Ever have a problem with your beautiful crochet project bleeding? Boy, I have! Thus, began my quest to learn how to colorfast yarn! Our youngest daughter, whom I affectionately refer to as “sailor girl”, is 21 years old, serves in the US Navy and just recently moved into her very first apartment. For Valentine’s Day, I wanted to send her a care package that included some handmade items from home. One of the things I made her was a set of crocheted dish cloths.
I love these crocheted dish cloths so much that I just had to share this tutorial with you in case you’d like to learn how to crochet a dish cloth!
I have two patterns that I prefer for my dish cloths. I like these patterns because they create bumps and texture in the finished dish cloth that make them perfect for scrubbing dishes. When I first started making crocheted dish cloths this winter, I wasn’t sure I would like them. But after testing a few patterns and really putting them to use in my kitchen, I find I really do like them!
I can remember visiting my aunt when I was a little girl and she used crocheted dish cloths. I thought they were the weirdest things ever! Why didn’t she use a dish cloth like normal people?! Well, that memory of my aunt popped into my head this winter and I began crocheting dish cloths in the evenings while watching TV with my husband.
It probably takes me a couple of hours actually to crochet each dish cloth. But after a week of TV watching in the warm and sunny winters of Ohio (did you catch my sarcasm?), you can have quite a few made up in no time.
I only had one problem with my dish cloths. The dye bleeds. I don’t like it when the dye bleeds and fades and discolors everything. My pretty and colorful dish cloths soon turned into a blurred version of what they once were. This was just unacceptable to me and I knew there had to be a way colorfast yarn for my beautiful dish cloths. And, guess what? There is!

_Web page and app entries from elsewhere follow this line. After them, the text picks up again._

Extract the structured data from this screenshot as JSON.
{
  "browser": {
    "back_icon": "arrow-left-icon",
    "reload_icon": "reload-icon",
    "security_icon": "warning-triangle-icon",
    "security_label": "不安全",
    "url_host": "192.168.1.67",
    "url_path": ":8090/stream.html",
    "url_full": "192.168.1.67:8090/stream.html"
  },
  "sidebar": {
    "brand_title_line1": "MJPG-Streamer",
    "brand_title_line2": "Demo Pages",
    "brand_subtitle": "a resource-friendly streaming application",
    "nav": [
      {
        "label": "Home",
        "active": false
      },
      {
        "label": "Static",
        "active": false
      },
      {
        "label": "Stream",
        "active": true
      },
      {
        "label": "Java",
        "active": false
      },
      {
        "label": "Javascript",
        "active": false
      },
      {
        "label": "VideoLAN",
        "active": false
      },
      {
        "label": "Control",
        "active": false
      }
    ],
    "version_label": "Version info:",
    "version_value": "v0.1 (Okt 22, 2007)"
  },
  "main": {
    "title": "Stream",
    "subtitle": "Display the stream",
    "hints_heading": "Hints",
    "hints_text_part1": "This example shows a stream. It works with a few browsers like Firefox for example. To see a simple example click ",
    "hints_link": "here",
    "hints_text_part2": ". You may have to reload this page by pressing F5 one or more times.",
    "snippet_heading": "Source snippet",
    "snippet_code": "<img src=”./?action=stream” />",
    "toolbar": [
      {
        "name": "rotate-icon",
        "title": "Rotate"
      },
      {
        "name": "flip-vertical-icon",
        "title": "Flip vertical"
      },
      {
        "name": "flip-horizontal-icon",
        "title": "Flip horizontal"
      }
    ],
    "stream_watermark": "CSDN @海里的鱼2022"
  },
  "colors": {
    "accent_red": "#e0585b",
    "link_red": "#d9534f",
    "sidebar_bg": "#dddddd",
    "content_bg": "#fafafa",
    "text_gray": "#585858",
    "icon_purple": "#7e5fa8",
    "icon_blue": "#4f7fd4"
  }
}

How to Colorfast Yarn
Apparently, the dye in yarns is notorious for bleeding. If you’re using vibrant colors, you may even find the dye rubbing off on to your hands. So do you know how to colorfast yarn and keep it from bleeding and fading? I actually found a few different methods, but this is the method I chose and am still experimenting with.
You can colorfast your yarn before you begin your project, but it’s sooo much easier and simpler if you colorfast the yarn after completing your project. Then you’re sort of blocking your finished project and colorfasting your yarn all in one step!
Supplies to Colorfast Yarn
- Your finished knitting or crochet project
- Sink, wash basin or large container (you want to be able to submerge your project in water)
- Cold water
- 1 cup white vinegar
Directions to Colorfast Yarn
- Fill your clean wash basin with cold water
- Submerge your finished crochet or knit project in the water
- Add 1 cup of white vinegar to the bath and gently mix it in
- Let project soak in the white vinegar bath for 30 minutes
- After 30 minutes, pour out the vinegar water from your tub or remove your crochet or knit project
- Rinse your project under cool running water
- Squeeze the excess water from your project (DO NOT RING)
Now you’re ready to let your project dry. The best way to dry your project is to first lay it out on an old towel and then roll it up in the towel like a burrito. Then pound on the towel with the sides of your fists. Rotate the towel about 90 degrees and pound on it some more. Do this again until you’ve come full circle. Unroll the towel and lay your project out on a flat surface to dry.
If you need to block your project you would do that now. You can watch this fun video on how to wash and block your crochet or knit projects.
So, have you ever tried to colorfast yarn? If so, what method do you use. Any advice? In these dish cloths pictured above, there are flecks of color in the yarn and I found these flecks to be especially bad about bleeding. Thus, my quest to find a solution to this problem. The dish cloths look so bright and the salmon color adds a nice contrast, but I really can’t stand that they bleed so badly. I’ve tried this vinegar method on several different test colors, so I’ll be sure to let you know in the coming weeks just how well this method worked. But, like I said, if you have a tried and true method, I’d love to hear about it!
Til next time…